Fifty years ago, the average life span was 65 years old and people had approximately 7 teeth left. Now, people are living well into their 80's and have about 17 teeth as they pass on. In the future, most people in the upcoming generations will keep all their teeth their whole long life.
Although teeth are many times thought of in a cosmetic way, they are really the cogs that support our upper and lower jaws in relation to one and the other. There is evidence and science emerging as we are discovering how the bite might affect blood flow to the brain, activity in the brain, the TMJ's and all the way down throught the neck and back posture.
As technology advances at an astronomical rate, we are able to see things in the human body we have never seen before. Now dentistry is looking past the teeth and gums and into the airway, nasal cavities, head, neck and back. Dentistry and medicine are merging together and we are now looking at each other's literature to find answers to questions emerging in our clinical practices.
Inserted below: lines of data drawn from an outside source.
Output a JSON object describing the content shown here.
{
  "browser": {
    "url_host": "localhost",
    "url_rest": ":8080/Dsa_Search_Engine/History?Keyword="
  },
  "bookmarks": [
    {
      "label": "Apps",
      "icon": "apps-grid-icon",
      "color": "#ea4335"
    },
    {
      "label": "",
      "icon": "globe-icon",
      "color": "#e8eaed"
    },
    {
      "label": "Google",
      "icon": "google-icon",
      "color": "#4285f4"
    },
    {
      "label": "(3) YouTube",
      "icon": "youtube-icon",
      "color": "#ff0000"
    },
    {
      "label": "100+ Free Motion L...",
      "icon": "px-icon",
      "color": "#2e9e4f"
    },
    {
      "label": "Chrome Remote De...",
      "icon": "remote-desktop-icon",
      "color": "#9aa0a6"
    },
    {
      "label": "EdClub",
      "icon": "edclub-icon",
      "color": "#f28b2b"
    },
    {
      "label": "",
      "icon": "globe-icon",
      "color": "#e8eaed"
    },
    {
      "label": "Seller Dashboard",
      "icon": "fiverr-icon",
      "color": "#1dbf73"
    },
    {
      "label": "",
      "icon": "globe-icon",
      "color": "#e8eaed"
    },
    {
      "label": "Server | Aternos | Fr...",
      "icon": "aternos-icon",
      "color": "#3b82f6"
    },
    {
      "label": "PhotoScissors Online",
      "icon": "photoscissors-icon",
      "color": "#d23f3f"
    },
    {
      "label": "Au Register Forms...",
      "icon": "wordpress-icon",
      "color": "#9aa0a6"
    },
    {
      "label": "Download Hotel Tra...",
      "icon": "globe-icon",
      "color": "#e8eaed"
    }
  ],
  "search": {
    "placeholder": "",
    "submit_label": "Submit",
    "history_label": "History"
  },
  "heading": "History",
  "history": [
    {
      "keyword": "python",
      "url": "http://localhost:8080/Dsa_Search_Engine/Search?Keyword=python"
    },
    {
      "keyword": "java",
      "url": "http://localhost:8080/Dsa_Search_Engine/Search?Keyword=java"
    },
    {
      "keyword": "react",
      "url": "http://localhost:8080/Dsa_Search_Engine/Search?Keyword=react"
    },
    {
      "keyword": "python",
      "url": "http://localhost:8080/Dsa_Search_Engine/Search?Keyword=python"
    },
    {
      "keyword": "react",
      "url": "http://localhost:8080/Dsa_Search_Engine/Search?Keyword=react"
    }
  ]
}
Dr. Heit is a general dentist that collaborates with medical doctors and specialists in a multi-disciplinary approach to help people in chronic pain. There are differing opinions among health professionals on how to help people with TMD or chronic pain so it is important you are comfortable with your doctor and choices of treatment.
The new challenge for dentistry is to try to be as conservative as possible with restorative work and use materials and techniques that are more conservative and last longer than before. We need to carefully think about our treatment plan options in a way that preserves the teeth for the lifetime of the individual. That individual could live 100 years! We try to optimize the growth and development of the children so an optimal foundation is laid out for the teeth which support the jaws and can act as the top block of the stomatognathic system. The science and technology is advancing so fast that it makes the profession of dentistry very stimulating and exciting.
Dr. Heit's tips on what you can do to optimize your health
1. Eat a healthy diet. The Canada Food Guide is an excellent reference and can be found in our office as well as on line, in medical clinics, hospitals and nutritionists offices.
Health Canada Link: http://www.hc-sc.gc.ca/fn-an/index-eng.php
2. Maintain a healthy weight. Eating a healthy diet and exercising regularily is great for your health and longevity.
3. Enjoy and appreciate your healthy relationships. Find those positive people you know and surround yourself with them. Do the things you love. Laugh a lot. Teach a young person something valuable and make a difference in someone else's life.
4. Engage in preventative medicine and dentistry. Regular preventative check ups in both areas will provide you with information about your health to help guide your life in a healthy way. Don't wait for a law to wear seatbelts or to not use your cellphone while driving to make you use common sense about how you live your life with safety. Teach our next generation by example.
5. Take the time to get the proper sleep and rest. Normal sleep allows the body and mind to rest and repair itself so it can function optimally each day. If you lay in bed and don't sleep- figure out why. Think about how much caffiene or other drugs you take in. If you can't figure it out then ask your doctor. If you are so busy that you do not allow your body the proper rest it needs, consider a lifestyle change. Try to get the deep sleep you need by engaging in activities you may not have tried-like yoga, meditation and such. If you or your loved ones stop breathing during sleep-tell your doctor or dentist.p
6. Inform yourself.
Life is precious and limited. A high quality of life is priceless.
Remember your health.